My iPod is my therapy, my juke box, and my entire collection of what soothes or moves me. I have the iPod Classic and it has 160 GB, that means that I have room for up to 40,000 songs, 200 videos or 25,000 photos. Hmmm, maybe I’m learning about all this technology anyway. At night, when I head to bed, I grab our iPad and either read myself to sleep, or watch something on Netflix. When I had surgery to remove a tumor last year, the iPad saved me from the never ending mundane of the hospital bed. I think I watched around 25 episodes of “The Tudors” and found myself lost in a world of magnificent costumes and bloody Henry the Eight’s lust. With that iPad, I wasn’t in an institutional grey-white room with alarms and 5am interns barging in on the little sleep I got. The iPad saved my sanity during that period of time.

I didn’t know Mr. Jobs. There are many reports that, where he excelled as an innovator and visionary in technology, he had short comings in dealing with the people around him. In spite of that, he did more for many, making the information hiway hand held, giving us music on the go that could fit in a small pocket, phones that help one navigate through life, and showed us that a dream could become a vision for the masses. No, I didn’t know Mr. Jobs, but I can walk into a room and tell you who is benefiting from his vision. I saw a quote on Facebook the other day (on the iPad, of course), that said “There have been three apples that have changed the world. Eve’s, Newton’s, and Steve Jobs’.” With that, Goodnight Mr. Jobs, and I thank you.

Tuesday, October 4, 2011

Travelling, Gaby Style.

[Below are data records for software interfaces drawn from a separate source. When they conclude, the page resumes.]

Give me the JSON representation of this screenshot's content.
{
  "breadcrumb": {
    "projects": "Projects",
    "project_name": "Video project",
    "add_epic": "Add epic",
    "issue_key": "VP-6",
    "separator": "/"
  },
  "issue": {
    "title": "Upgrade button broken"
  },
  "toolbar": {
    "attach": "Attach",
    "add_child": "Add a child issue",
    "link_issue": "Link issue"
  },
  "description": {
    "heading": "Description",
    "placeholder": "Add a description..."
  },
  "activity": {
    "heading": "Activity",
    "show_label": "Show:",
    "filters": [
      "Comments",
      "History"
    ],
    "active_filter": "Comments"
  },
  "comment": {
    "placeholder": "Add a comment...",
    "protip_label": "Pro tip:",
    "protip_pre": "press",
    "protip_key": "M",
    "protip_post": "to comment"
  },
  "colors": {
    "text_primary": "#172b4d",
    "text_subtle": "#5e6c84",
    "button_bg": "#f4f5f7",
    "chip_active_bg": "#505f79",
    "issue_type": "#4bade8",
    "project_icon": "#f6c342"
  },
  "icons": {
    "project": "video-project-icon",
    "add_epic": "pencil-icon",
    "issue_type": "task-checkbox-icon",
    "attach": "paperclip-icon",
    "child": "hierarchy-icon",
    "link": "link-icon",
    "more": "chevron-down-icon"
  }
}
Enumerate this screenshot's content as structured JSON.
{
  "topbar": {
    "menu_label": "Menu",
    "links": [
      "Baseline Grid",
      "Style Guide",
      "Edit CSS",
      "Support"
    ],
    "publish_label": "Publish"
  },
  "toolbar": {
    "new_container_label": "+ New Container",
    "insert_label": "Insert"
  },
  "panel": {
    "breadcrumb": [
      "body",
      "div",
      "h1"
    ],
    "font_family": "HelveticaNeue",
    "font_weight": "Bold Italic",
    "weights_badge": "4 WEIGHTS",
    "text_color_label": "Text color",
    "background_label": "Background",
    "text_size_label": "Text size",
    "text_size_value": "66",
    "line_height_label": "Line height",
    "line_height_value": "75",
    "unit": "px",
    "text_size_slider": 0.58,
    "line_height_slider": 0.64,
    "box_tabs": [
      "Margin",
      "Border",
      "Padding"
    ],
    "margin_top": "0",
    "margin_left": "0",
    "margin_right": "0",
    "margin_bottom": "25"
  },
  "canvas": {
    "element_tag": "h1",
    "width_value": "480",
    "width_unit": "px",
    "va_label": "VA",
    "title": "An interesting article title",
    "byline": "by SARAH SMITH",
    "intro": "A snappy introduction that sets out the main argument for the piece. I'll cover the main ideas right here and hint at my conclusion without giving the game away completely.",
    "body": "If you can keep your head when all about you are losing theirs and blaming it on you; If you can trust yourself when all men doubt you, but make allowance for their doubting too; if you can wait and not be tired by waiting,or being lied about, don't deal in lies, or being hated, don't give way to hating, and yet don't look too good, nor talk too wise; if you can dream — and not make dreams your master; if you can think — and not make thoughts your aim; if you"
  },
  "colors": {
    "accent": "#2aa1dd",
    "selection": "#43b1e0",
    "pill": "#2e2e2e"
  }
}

Two years ago I invited three of my best friends to come with me and celebrate my 50th birthday. While they were (and yeah, still are) very dear to me, they had never met each other. I was a little worried as to whether or not they would get along, but with mature (of the mind) ladies, I should have left my concerns at the curb. Who would have thought that two years later the four of us would be celebrating our one year anniversary of  The journey from that day forward has been nothing short of wondrous.

We weathered each other through death, illness, insecurities, child-rearing guilt, and gut-wrenching worry. We’ve reached goals we never would have dreamed, held each other’s hands and lifted each other up, all without expecting anything in return. Friendship, golden and solid was the gift we gave each other, unexpected. On a moment’s notice we can pick up the phone and call each other with anything from questions on graphics to begging for sanity. We’ve Skyped and griped, discovering that at our tender age technology can be our friend, even when we’ve (okay, mostly me) been dragged, kicking and virtually screaming into Twitter, Facebook, and now Google +.  There is no age limit on learning or supporting one another. As we head down the road on the double-decker bus for our second year, I can’t help but wonder what will be next. We’re growing, learning, and understanding what a sisterhood can be, all the while bringing to the table our own uniqueness.   

Thank you all for letting us share with you, for allowing us into your homes and offices, and for helping us to grow. Your support is our success. What more could four women ask for? Well, you know me, I can always think of something!